active at least since 1871. The formation is estimated to be about 2500 years old. Travertine may have sealed the small orifice at the top or, when the cone reached a certain height, perhaps the water pressure was insucient to lift the hot water to the top. Another extinct cone to the left up the walkway is named Devil’s Thumb. Not long ago a small boy commented as he passed, Devil’s Big Toe would be a better name! Adjacent to Devil’s Thumb is Palette Spring. Active in recent years, this colorful spring was so vigorously active in 2006 that part of the boardwalk had to be removed. Perhaps it will engulf Devil’s Thumb in a decade or less. The walkway continues steeply uphill, past much-eroded Hymen Terrace (named for the Greek god of marriage) below on the north (right). Dormant since 1936, the upper section of this terrace is now almost unrecognizable as a terrace. The Haynes Guide for 1912 stated prophetically: Hymen Terrace is growing fast; in fact, it is gravely feared that the openings may become choked from the abundance of depositing lime.

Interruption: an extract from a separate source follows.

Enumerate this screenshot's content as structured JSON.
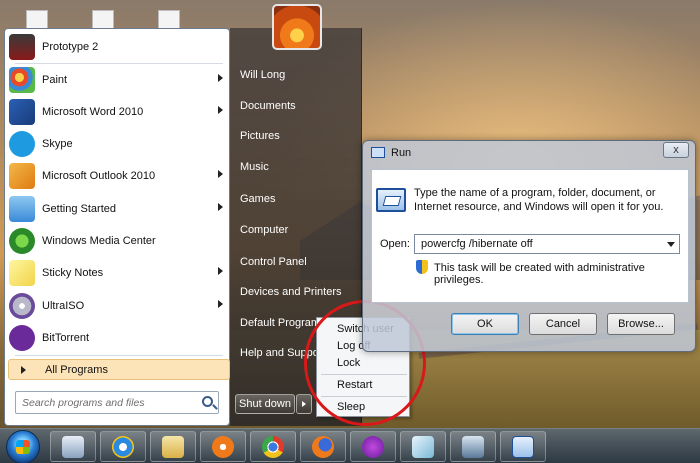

If this should happen, it would be a matter of but a few days until the coloring would have disappeared, leaving the travertine rock bare and exposed to the destructive forces of the elements. trail forks, you will pass next to Minerva Terrace, named for the Roman goddess of wisdom and the arts. A short spur of boardwalk dead-ends at a part of Minerva that was very active and beautiful for most of the 1990s but sometimes inactive from late 1998 on. The boardwalk has to be changed whenever and wherever the terrace builds up too high. At Mammoth’s springs, particularly at Minerva ed Roman slaves, later worn during the French Revolution, and then depicted on early American coins. In 1874, the visiting British Earl of Dunraven looked at this formation and wrote: Professor Hayden calls this the Liberty Cap; locally it goes by another name. The spring that built Liberty Cap has been inSpring, enterprising early residents sold coated specimens to the tourists. Any item kept in this water was nicely coated in about 4 days or completely buried by calcium carbonate deposits in 11 days. A Mountain Turning Itself Inside Out In only 130 years of recorded history, Mammoth’s terraces have grown tremendously in height and width. In fact, the average buildup of travertine in active areas is about 8 inches (20 cm) per year and can be as much as 2 feet (60 cm) in a year.